Bill Rinehart

On May 1, 1877, construction began on Cincinnati’s Music Hall.  Now, 138 years later, the effort to renovate and restore the landmark received a large gift.

Edyth Lindner and the American Financial Group have pledged $10 million toward the estimated $125 million price tag.

The donation from Lindner and American Financial puts the fundraising effort within $10 million of the goal, according to Steve Leeper, president of 3CDC, a partner in the project.

Otto Budig, president of the Music Hall Revitalization Company, (and Cincinnati Public Radio board member,) says the building has not had “significant” renovations in over 40 years. 

“During this period, MHRC has remained fully committed to restoring Music Hall,” Budig says.  “And working in concert with 3CDC and the Cultural Facilities Task Force, and the city of Cincinnati, we are raising the funds needed.

“To celebrate this significant gift, our beautiful foyer will be named in honor of Edyth B. Lindner,” Budig says.

“My husband Carl and I have shared many wonderful memories of the Cincinnati Symphony and Pops Orchestra in Music Hall,” said Mrs. Lindner. “With the restoration of this beautiful building, future Cincinatians can develop their own memories.
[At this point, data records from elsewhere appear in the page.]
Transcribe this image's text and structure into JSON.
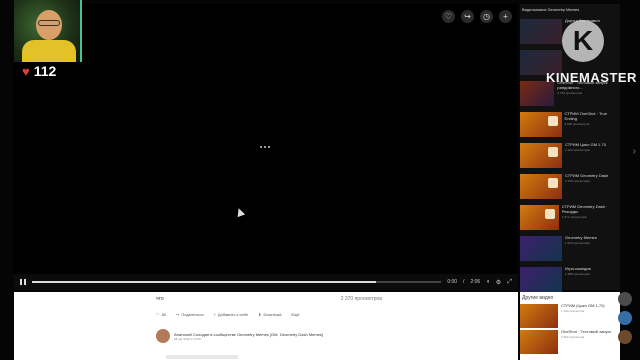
{
  "stream": {
    "heart_count": "112"
  },
  "overlay": {
    "brand_text": "KINEMASTER",
    "logo_glyph": "K"
  },
  "player": {
    "time_current": "0:00",
    "time_total": "2:06",
    "progress": 0.84
  },
  "sidebar": {
    "title": "Видеозаписи Geometry Memes",
    "items": [
      {
        "title": "Дорога без правил",
        "sub": ""
      },
      {
        "title": "",
        "sub": ""
      },
      {
        "title": "OneShot · Тестовый запуск рандомного...",
        "sub": "3 739 просмотров"
      },
      {
        "title": "СТРИМ OneShot · True Ending",
        "sub": "2 620 просмотров"
      },
      {
        "title": "СТРИМ Цикл GM 1.70",
        "sub": "2 420 просмотров"
      },
      {
        "title": "СТРИМ Geometry Dash",
        "sub": "2 156 просмотров"
      },
      {
        "title": "СТРИМ Geometry Dash · Рекорды",
        "sub": "1 971 просмотров"
      },
      {
        "title": "Geometry Memes",
        "sub": "1 610 просмотров"
      },
      {
        "title": "Игра-комедия",
        "sub": "1 488 просмотров"
      }
    ]
  },
  "video": {
    "title": "что",
    "views": "2 370 просмотров",
    "actions": [
      {
        "label": "80",
        "icon": "heart-icon"
      },
      {
        "label": "Поделиться",
        "icon": "share-icon"
      },
      {
        "label": "Добавить к себе",
        "icon": "plus-icon"
      },
      {
        "label": "Download",
        "icon": "download-icon"
      },
      {
        "label": "Ещё",
        "icon": "more-icon"
      }
    ],
    "author_text": "Анатолий Солодин в сообществе Geometry Memes [GM, Geometry Dash Memes]",
    "date": "28 авг 2020 в 13:06"
  },
  "other_videos": {
    "title": "Другие видео",
    "items": [
      {
        "title": "СТРИМ (Цикл GM 1.70)",
        "sub": "1 164 просмотра"
      },
      {
        "title": "OneShot · Тестовый запуск",
        "sub": "3 392 просмотра"
      }
    ]
  }
}
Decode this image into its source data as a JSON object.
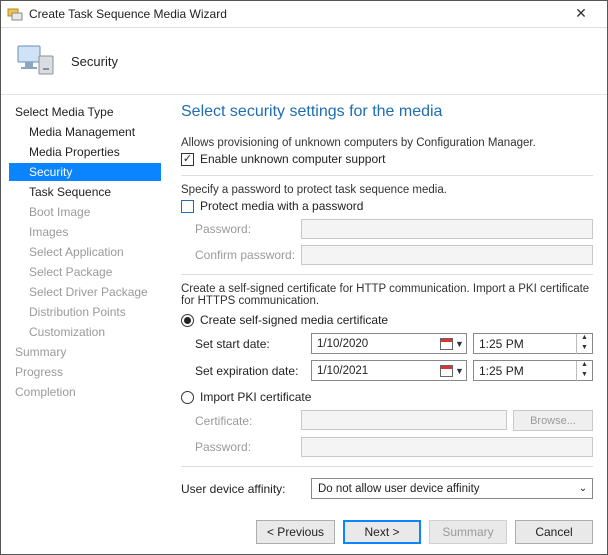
{
  "window": {
    "title": "Create Task Sequence Media Wizard"
  },
  "banner": {
    "heading": "Security"
  },
  "sidebar": {
    "select_media_type": "Select Media Type",
    "media_management": "Media Management",
    "media_properties": "Media Properties",
    "security": "Security",
    "task_sequence": "Task Sequence",
    "boot_image": "Boot Image",
    "images": "Images",
    "select_application": "Select Application",
    "select_package": "Select Package",
    "select_driver_package": "Select Driver Package",
    "distribution_points": "Distribution Points",
    "customization": "Customization",
    "summary": "Summary",
    "progress": "Progress",
    "completion": "Completion"
  },
  "main": {
    "title": "Select security settings for the media",
    "unknown_desc": "Allows provisioning of unknown computers by Configuration Manager.",
    "enable_unknown_label": "Enable unknown computer support",
    "enable_unknown_checked": true,
    "pwd_desc": "Specify a password to protect task sequence media.",
    "protect_pwd_label": "Protect media with a password",
    "protect_pwd_checked": false,
    "password_label": "Password:",
    "confirm_password_label": "Confirm password:",
    "cert_desc": "Create a self-signed certificate for HTTP communication. Import a PKI certificate for HTTPS communication.",
    "create_self_signed_label": "Create self-signed media certificate",
    "create_self_signed_selected": true,
    "start_date_label": "Set start date:",
    "start_date": "1/10/2020",
    "start_time": "1:25 PM",
    "exp_date_label": "Set expiration date:",
    "exp_date": "1/10/2021",
    "exp_time": "1:25 PM",
    "import_pki_label": "Import PKI certificate",
    "import_pki_selected": false,
    "certificate_label": "Certificate:",
    "pki_password_label": "Password:",
    "browse_label": "Browse...",
    "uda_label": "User device affinity:",
    "uda_value": "Do not allow user device affinity"
  },
  "footer": {
    "previous": "< Previous",
    "next": "Next >",
    "summary": "Summary",
    "cancel": "Cancel"
  }
}
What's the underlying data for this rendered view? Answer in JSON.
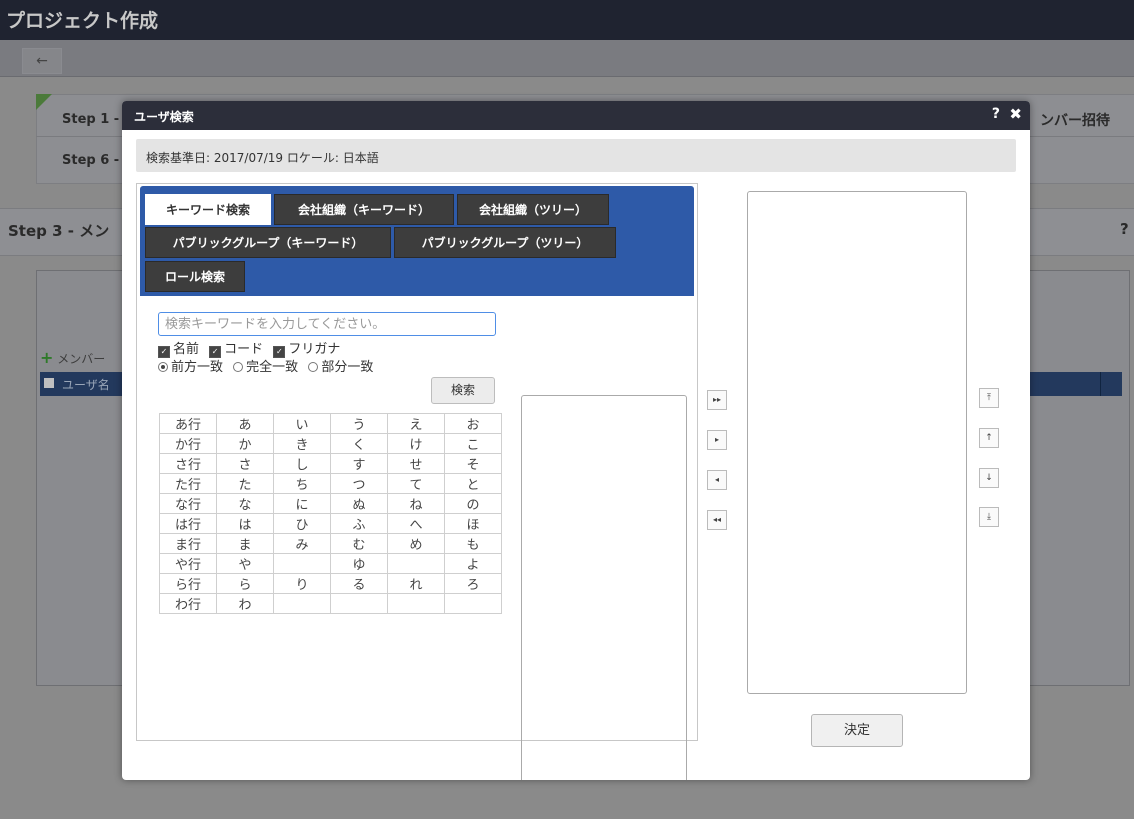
{
  "page": {
    "title": "プロジェクト作成",
    "back_icon": "←",
    "step1": "Step 1 -",
    "step6": "Step 6 -",
    "invite": "ンバー招待",
    "section_title": "Step 3 - メン",
    "help": "?",
    "add_member": "メンバー",
    "grid_user": "ユーザ名"
  },
  "modal": {
    "title": "ユーザ検索",
    "help": "?",
    "close": "✖",
    "info": "検索基準日:  2017/07/19    ロケール:  日本語",
    "tabs": [
      {
        "label": "キーワード検索",
        "active": true
      },
      {
        "label": "会社組織（キーワード）",
        "active": false
      },
      {
        "label": "会社組織（ツリー）",
        "active": false
      },
      {
        "label": "パブリックグループ（キーワード）",
        "active": false
      },
      {
        "label": "パブリックグループ（ツリー）",
        "active": false
      },
      {
        "label": "ロール検索",
        "active": false
      }
    ],
    "keyword_placeholder": "検索キーワードを入力してください。",
    "checks": [
      "名前",
      "コード",
      "フリガナ"
    ],
    "radios": [
      "前方一致",
      "完全一致",
      "部分一致"
    ],
    "search_button": "検索",
    "kana_rows": [
      [
        "あ行",
        "あ",
        "い",
        "う",
        "え",
        "お"
      ],
      [
        "か行",
        "か",
        "き",
        "く",
        "け",
        "こ"
      ],
      [
        "さ行",
        "さ",
        "し",
        "す",
        "せ",
        "そ"
      ],
      [
        "た行",
        "た",
        "ち",
        "つ",
        "て",
        "と"
      ],
      [
        "な行",
        "な",
        "に",
        "ぬ",
        "ね",
        "の"
      ],
      [
        "は行",
        "は",
        "ひ",
        "ふ",
        "へ",
        "ほ"
      ],
      [
        "ま行",
        "ま",
        "み",
        "む",
        "め",
        "も"
      ],
      [
        "や行",
        "や",
        "",
        "ゆ",
        "",
        "よ"
      ],
      [
        "ら行",
        "ら",
        "り",
        "る",
        "れ",
        "ろ"
      ],
      [
        "わ行",
        "わ",
        "",
        "",
        "",
        ""
      ]
    ],
    "transfer_buttons": {
      "add_all": "▸▸",
      "add": "▸",
      "remove": "◂",
      "remove_all": "◂◂"
    },
    "order_buttons": {
      "top": "⤒",
      "up": "↑",
      "down": "↓",
      "bottom": "⤓"
    },
    "decide_button": "決定"
  }
}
I am so very honored to be a part of the renovation of Music Hall.”

There have been other large donations.  Leeper says there have been 20 gifts of $1 million or more.
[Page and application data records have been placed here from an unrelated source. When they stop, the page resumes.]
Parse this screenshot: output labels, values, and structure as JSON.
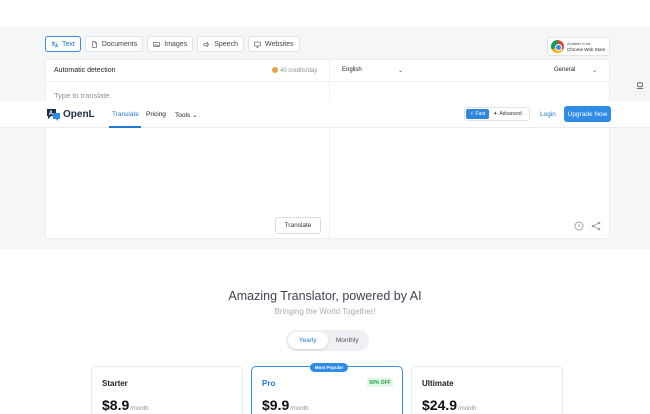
{
  "mode_tabs": [
    {
      "label": "Text",
      "icon": "translate-icon",
      "active": true
    },
    {
      "label": "Documents",
      "icon": "document-icon",
      "active": false
    },
    {
      "label": "Images",
      "icon": "image-icon",
      "active": false
    },
    {
      "label": "Speech",
      "icon": "speaker-icon",
      "active": false
    },
    {
      "label": "Websites",
      "icon": "monitor-icon",
      "active": false
    }
  ],
  "chrome_badge": {
    "line1": "Available in the",
    "line2": "Chrome Web Store"
  },
  "translator": {
    "source_language": "Automatic detection",
    "credits": "40 credits/day",
    "target_language": "English",
    "style": "General",
    "placeholder": "Type to translate.",
    "translate_button": "Translate"
  },
  "navbar": {
    "brand": "OpenL",
    "items": [
      "Translate",
      "Pricing",
      "Tools"
    ],
    "active_item": "Translate",
    "mode_fast": "Fast",
    "mode_advanced": "Advanced",
    "login": "Login",
    "upgrade": "Upgrade Now"
  },
  "pricing": {
    "title": "Amazing Translator, powered by AI",
    "subtitle": "Bringing the World Together!",
    "billing": {
      "yearly": "Yearly",
      "monthly": "Monthly",
      "selected": "Yearly"
    },
    "plans": [
      {
        "name": "Starter",
        "price": "$8.9",
        "period": "/month"
      },
      {
        "name": "Pro",
        "price": "$9.9",
        "period": "/month",
        "badge": "Most Popular",
        "discount": "50% OFF"
      },
      {
        "name": "Ultimate",
        "price": "$24.9",
        "period": "/month"
      }
    ]
  },
  "colors": {
    "accent": "#2e8be6",
    "panel_bg": "#f5f6f8",
    "discount_green": "#22a046"
  }
}
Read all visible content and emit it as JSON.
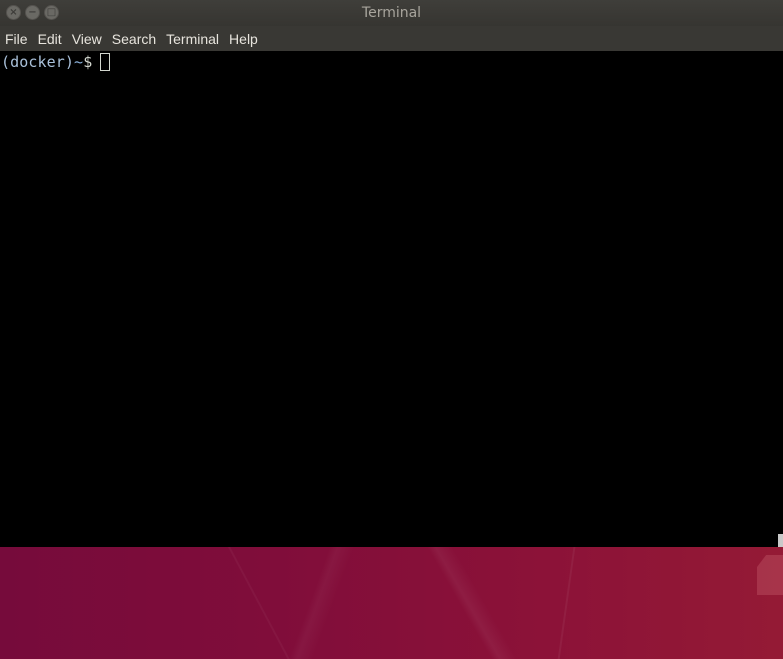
{
  "window": {
    "title": "Terminal",
    "controls": {
      "close_icon": "close-icon",
      "minimize_icon": "minimize-icon",
      "maximize_icon": "maximize-icon",
      "close_glyph": "×",
      "minimize_glyph": "−",
      "maximize_glyph": "□"
    }
  },
  "menubar": {
    "items": [
      {
        "label": "File"
      },
      {
        "label": "Edit"
      },
      {
        "label": "View"
      },
      {
        "label": "Search"
      },
      {
        "label": "Terminal"
      },
      {
        "label": "Help"
      }
    ]
  },
  "terminal": {
    "prompt_env": "(docker)",
    "prompt_path": "~",
    "prompt_symbol": "$",
    "current_input": ""
  },
  "colors": {
    "terminal_background": "#000000",
    "terminal_text": "#d3d7cf",
    "prompt_color": "#8ab1db",
    "desktop_background": "#7a0d3c",
    "titlebar_background": "#3f3e3a",
    "menubar_background": "#393834"
  }
}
“This transformational gift today is certainly inspiring, and gets us so much closer to our goal of $125 million to restore this amazing building,” Leeper says.  “We still do have a ways to go.”
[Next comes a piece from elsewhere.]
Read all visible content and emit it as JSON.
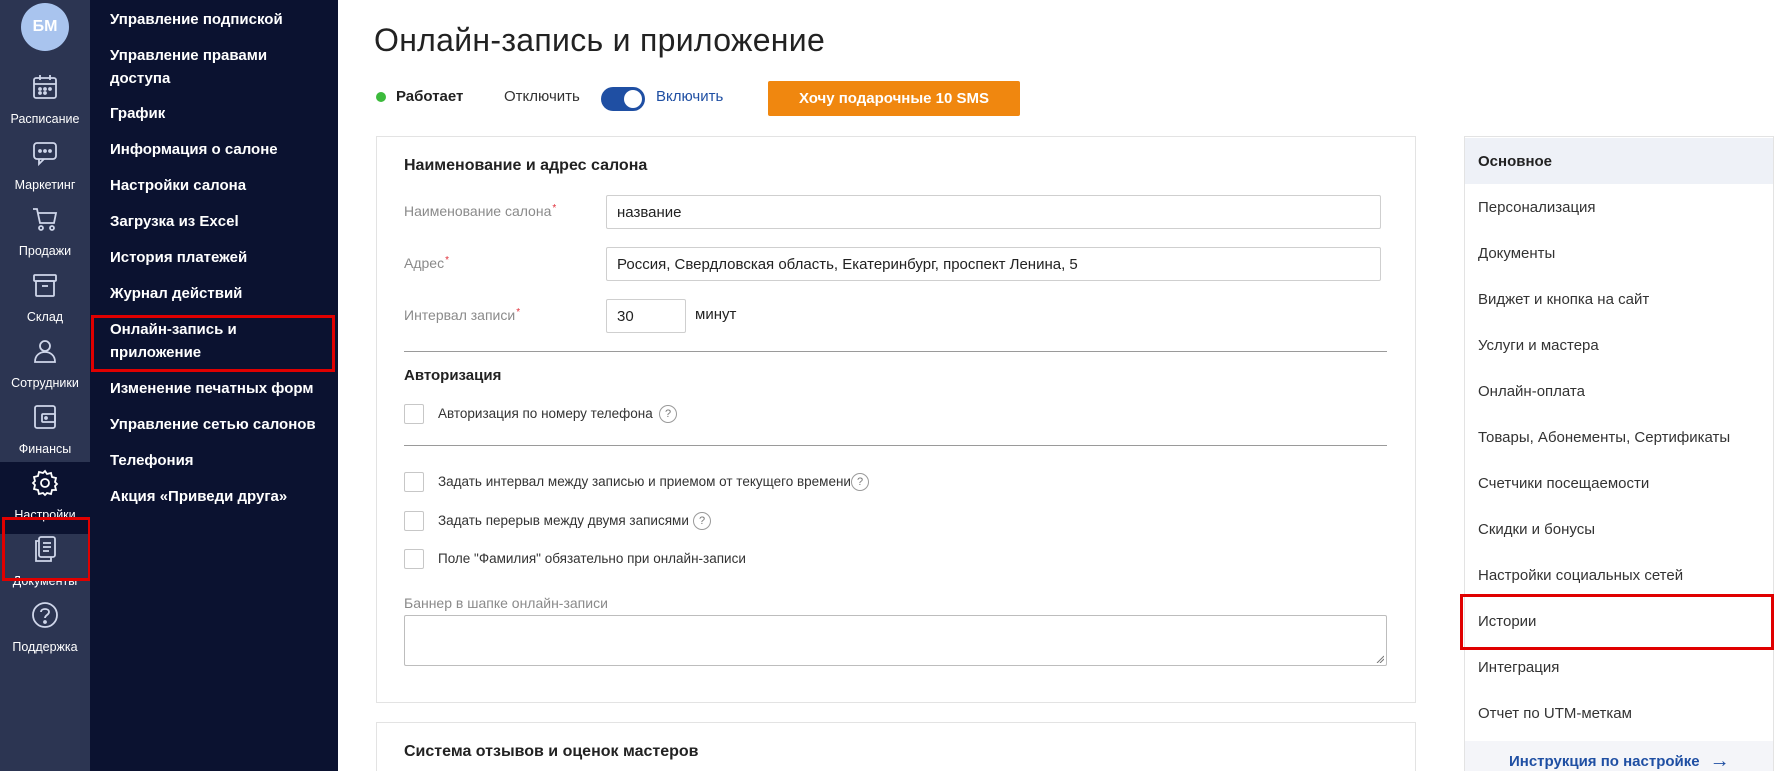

The donation from Lindner and American Financial, Leeper says, puts the fundraising effort within $10 million of the goal.

Pops conductor John Morris Russell calls Music Hall the “epicenter of cultural life in Cincinnati.

“But this great edifice is also in dire need of attention,” he says.

The National Historic Trust for Historic Preservation named Music Hall as one of America's 11 most endangered buildings.  

Bill Rinehart started his radio career as a disc jockey in 1990. In 1994, he made the jump into journalism and has been reporting and delivering news on the radio ever since.